If there's one political blemish on Barack Obama's first four months in office, it's that he's losing the budget debate. Democrats are openly worrying about the red ink. Republicans have taunted Obama as less fiscally responsible than his predecessor. (House Republican John Campbell compared George W. Bush's deficits to a "couple of drinks," and Obama's to "falling down, throwing up and wasted.") The administration's hasty budget-cut announcements (first $100 million, then $17 billion) show signs of panic.
But Obama's budget is actually ... pretty responsible. You've probably seen those graphs of the deficit, with gigantic spikes under Obama dwarfing the deficits that came before him. News coverage of Obama and the deficits has relied upon verbs like "cause" or "create"--i.e., "the White House's tax and spending plans would create deficits totaling $2.3 trillion more ..." (The New York Times), or "Obama's policies would cause government spending to swell ..." (The Washington Post).
This has left the impression that Obama's policies hold the main responsibility for the deficits. But it's not true. Obama is inheriting a budget facing a structural deficit--that is, one that bleeds red ink even when the economy is running full tilt--and the deficit is exploding because the economy has cratered.

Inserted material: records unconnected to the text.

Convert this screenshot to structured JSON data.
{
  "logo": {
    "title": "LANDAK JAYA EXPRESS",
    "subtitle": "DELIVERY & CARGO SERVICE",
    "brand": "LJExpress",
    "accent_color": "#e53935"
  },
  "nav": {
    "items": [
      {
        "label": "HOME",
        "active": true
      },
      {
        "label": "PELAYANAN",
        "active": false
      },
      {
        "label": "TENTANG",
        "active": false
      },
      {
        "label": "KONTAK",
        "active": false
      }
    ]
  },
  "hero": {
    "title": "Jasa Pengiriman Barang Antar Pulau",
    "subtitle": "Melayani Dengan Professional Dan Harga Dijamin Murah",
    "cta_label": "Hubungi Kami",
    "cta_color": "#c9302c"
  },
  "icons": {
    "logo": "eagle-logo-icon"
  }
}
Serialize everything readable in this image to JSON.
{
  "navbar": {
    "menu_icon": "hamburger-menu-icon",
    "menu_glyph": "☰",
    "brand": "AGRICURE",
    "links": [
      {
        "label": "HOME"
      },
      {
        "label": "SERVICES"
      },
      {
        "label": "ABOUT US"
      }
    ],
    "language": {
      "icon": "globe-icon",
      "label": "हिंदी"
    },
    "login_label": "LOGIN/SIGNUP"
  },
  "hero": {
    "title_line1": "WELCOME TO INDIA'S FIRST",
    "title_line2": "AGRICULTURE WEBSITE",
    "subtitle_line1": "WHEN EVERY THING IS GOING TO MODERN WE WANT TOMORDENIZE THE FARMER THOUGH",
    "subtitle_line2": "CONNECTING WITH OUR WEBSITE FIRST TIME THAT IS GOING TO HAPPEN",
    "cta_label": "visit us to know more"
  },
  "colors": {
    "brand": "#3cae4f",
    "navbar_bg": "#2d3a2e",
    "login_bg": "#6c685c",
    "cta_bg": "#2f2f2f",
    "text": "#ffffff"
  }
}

In fact, Obama's budget, on net, reduces the deficit. In recent years, Congress and the president have relied on a series of budget gimmicks to mask the size of the deficit. For instance, they would assume that certain tax breaks would expire starting a year in the future, but routinely extend them a year at a time. According to the Congressional Budget Office's numbers, Obama's budget--compared to continuing current policies--would make the deficit $900 billion lower over the next decade.
That's why it's unfair to compare Obama's fiscal stewardship unfavorably with his predecessor. Bush inherited a sound budget and made it vastly worse. Obama inherited a terrible budget and proposes to make it somewhat less terrible. Obama and his economic aides obviously feel bad for not doing more to improve things, and their regret has made them appear unduly guilty.
Watch senior editor Jonathan Chait discuss this article with editor Franklin Foer: